James M. D’Angelo, Victory at Midway: The Battle that Changed the Course of World War II. Jefferson NC: McFarland & Co., 2018. Pp. v-vii & 198.
Review by Galen Roger Perras, PhD
Associate Professor of History, University of Ottawa
Do we need another history of the June 1942 Battle of Midway? After all, consulting the Library of Congress catalog reveals a list of more than 200 books. No doubt, the number of journal articles addressing aspects of that key confrontation far exceeds even that lengthy roster. In this new study, James D. D’Angelo, a retired physician and founder of the International Midway Memorial Foundation, makes clear in the monograph’s title his main argument; that the American victory at Midway changed not just the Pacific campaign, but the entire course of World War II globally. I am unconvinced.
Let me begin with what I liked about this Midway account. The book’s chronology when it comes to the battle’s events is clear, detailed, and easy to follow. D’Angelo also includes some vital aspects that add real human interest to the monumental Midway story, notably an interesting and useful explanation of Admiral Bill Halsey’s odd skin ailment, plus Lt. Richard Best’s struggle with active Tuberculosis. In both cases, D’Angelo’s medical expertise brings real value to these discussions and reminds us that great events should not blind us to the fact that individual human lives, above all things, matter most in the study of History. And certainly, D’Angelo’s main argument cannot be accused of lacking in ambition. Other historical studies on various topics could emulate such ambition, even if here it fails to satisfy. Tis better to have thought than never to have thought at all.
But the book’s problems are many and injurious to its cause. First, D’Angelo uses few primary sources, mostly files about aircraft and Admiral Bill Halsey’s official military file. This choice, and it appears it was a deliberative choice as D’Angelo often critiques other studies at great length to make his argument, injuries this study. If one wishes to make a revisionist case that previous authors have failed to make the case properly, I believe that one must mine primary sources to make such a case. Sadly, D’Angelo does not do that.
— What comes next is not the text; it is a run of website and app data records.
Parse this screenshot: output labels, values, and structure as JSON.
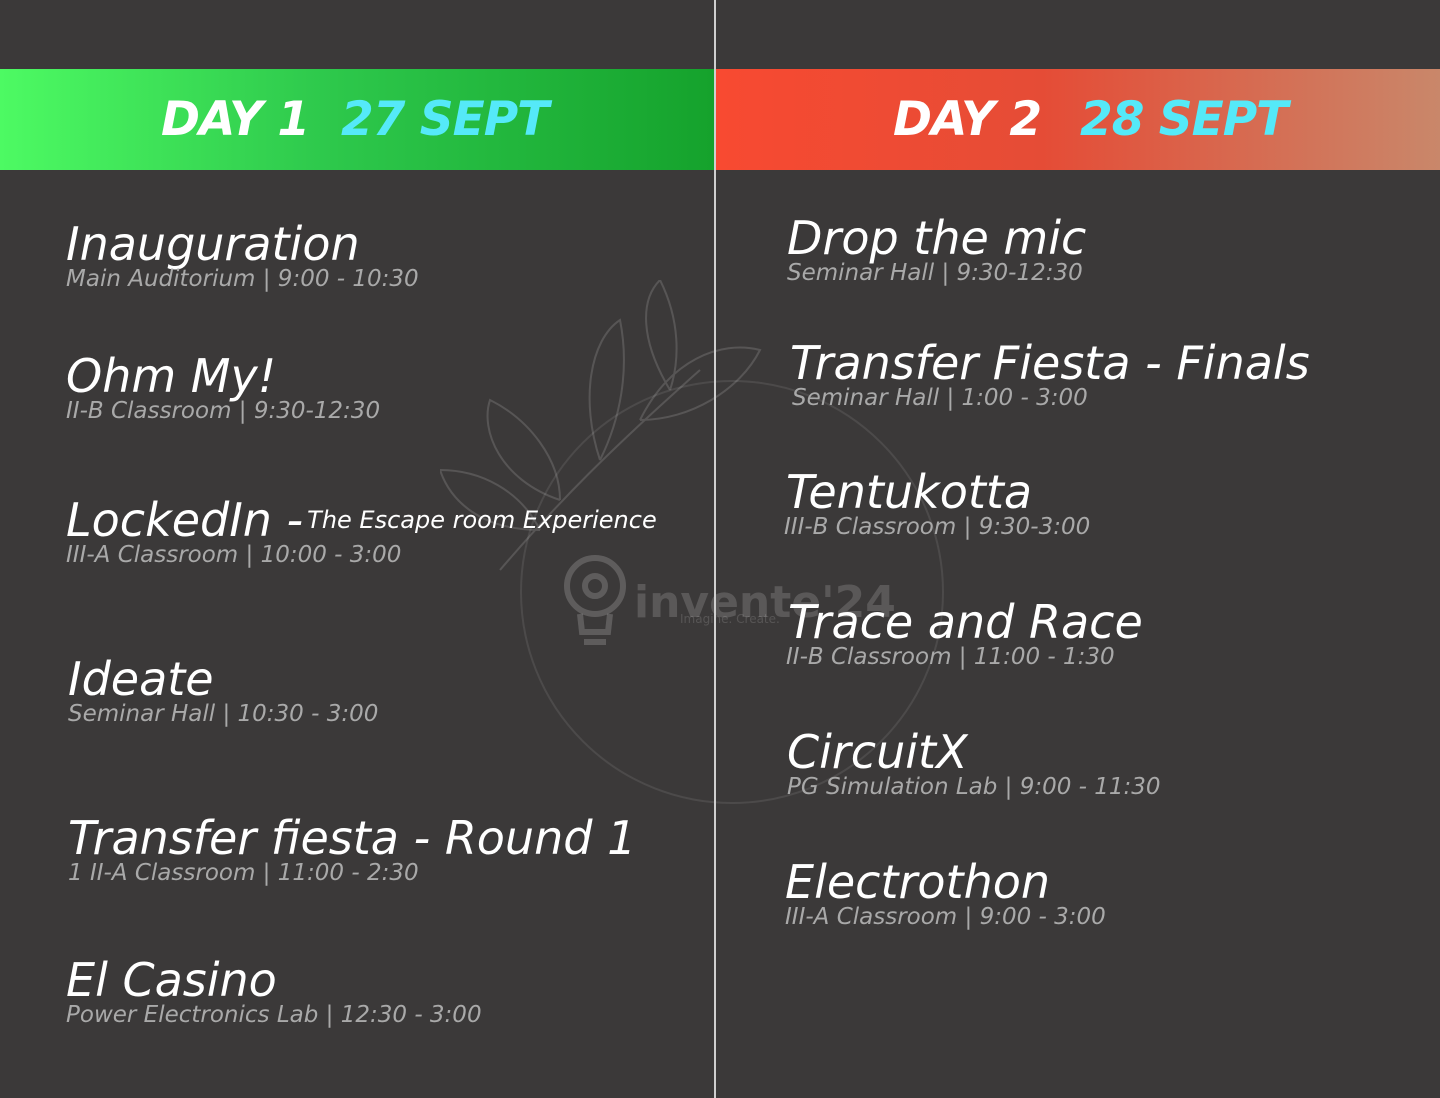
{
  "day1": {
    "label": "DAY 1",
    "date": "27 SEPT",
    "events": [
      {
        "name": "Inauguration",
        "meta": "Main Auditorium | 9:00 - 10:30"
      },
      {
        "name": "Ohm My!",
        "meta": "II-B Classroom | 9:30-12:30"
      },
      {
        "name": "LockedIn -",
        "subtitle": "The Escape room Experience",
        "meta": "III-A Classroom | 10:00 - 3:00"
      },
      {
        "name": "Ideate",
        "meta": "Seminar Hall | 10:30 - 3:00"
      },
      {
        "name": "Transfer fiesta - Round 1",
        "meta": "1 II-A Classroom | 11:00 - 2:30"
      },
      {
        "name": "El Casino",
        "meta": "Power Electronics Lab | 12:30 - 3:00"
      }
    ]
  },
  "day2": {
    "label": "DAY 2",
    "date": "28 SEPT",
    "events": [
      {
        "name": "Drop the mic",
        "meta": "Seminar Hall | 9:30-12:30"
      },
      {
        "name": "Transfer Fiesta - Finals",
        "meta": "Seminar Hall | 1:00 - 3:00"
      },
      {
        "name": "Tentukotta",
        "meta": "III-B Classroom | 9:30-3:00"
      },
      {
        "name": "Trace and Race",
        "meta": "II-B Classroom | 11:00 - 1:30"
      },
      {
        "name": "CircuitX",
        "meta": "PG Simulation Lab | 9:00 - 11:30"
      },
      {
        "name": "Electrothon",
        "meta": "III-A Classroom | 9:00 - 3:00"
      }
    ]
  },
  "watermark": {
    "logo_text": "invente'24",
    "tagline": "Imagine. Create.",
    "icon": "lightbulb-eye-icon"
  },
  "colors": {
    "background": "#3b3939",
    "day1_banner": "#2ec94c",
    "day2_banner": "#e54c36",
    "date_accent": "#55e9f8",
    "meta_text": "#a9a9a9"
  }
}
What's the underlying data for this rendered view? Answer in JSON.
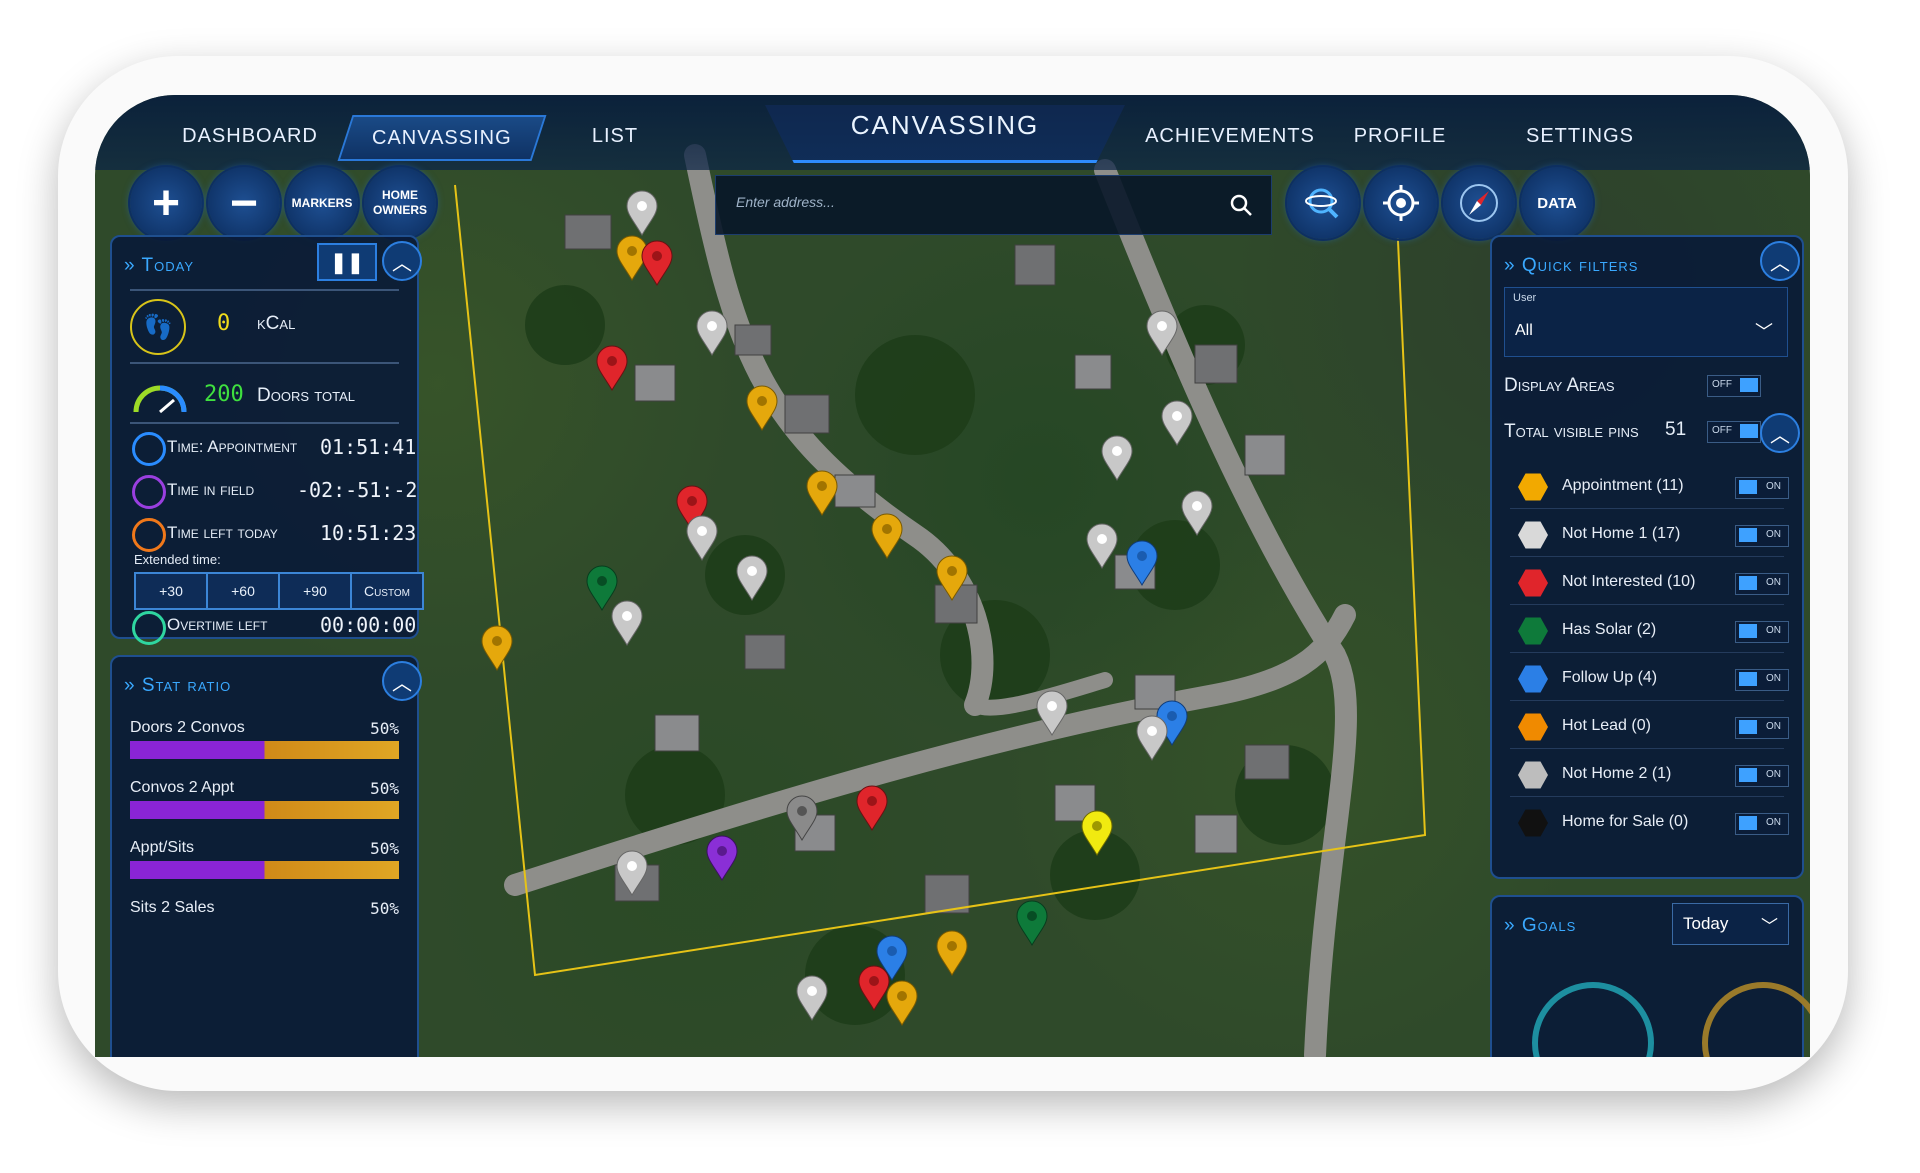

Second, D’Angelo’s writing style is sadly bland, and also repetitive. The Battle of Midway naturally exemplifies drama with an outnumbered but gutsy United States Navy springing an audacious trap on a dangerously skilled foe. However, that drama, unfortunately, does not come through in this dryly written monograph
Third, given my extensive study of the Aleutian campaign, I found D’Angelo’s explanation for the origin of that quixotic campaign unsatisfying. I agree that the Imperial Japanese Navy decision to assign two small aircraft carriers to Aleutian operations was a mistake, that those carriers should have been attached to the main thrust at Midway. But I have argued, as have others, that Japan’s Aleutian attacks, using minimal resources, brought clear strategic dividends to Japan given the mistakenly outsized American counter-response to Japan’s occupation of the western Aleutians. (Canada too devoted resources to that region that could have been better used elsewhere). I might also add that the book’s index, which states mistakenly that the Aleutian Islands are mentioned on just two pages, does a poor job of directing the reader to material about the Aleutians.
Fourth, and most importantly, I do not accept D’Angelo’s argument that the clear and deserved American victory at Midway changed the course of the titanic global struggle that was World War II. Others have argued far better than I could ever do that Japan’s fortunes truly changed for the worse thanks to the grueling struggle for Guadalcanal in 1942-1943 that savaged Japan’s naval and aviation assets. Moreover, in a global struggle that saw the savage losses endured at Stalingrad or Kursk on the Eastern Front, the bloody fight in Normandy’s restrictive bocage country, or the devastating US Navy submarine campaign that annihilated Japan’s merchant fleet. To say that a naval battle so early in the Pacific campaign, even one so one-sided as Midway turned out to be, won the war for the Allied cause is simply wrong.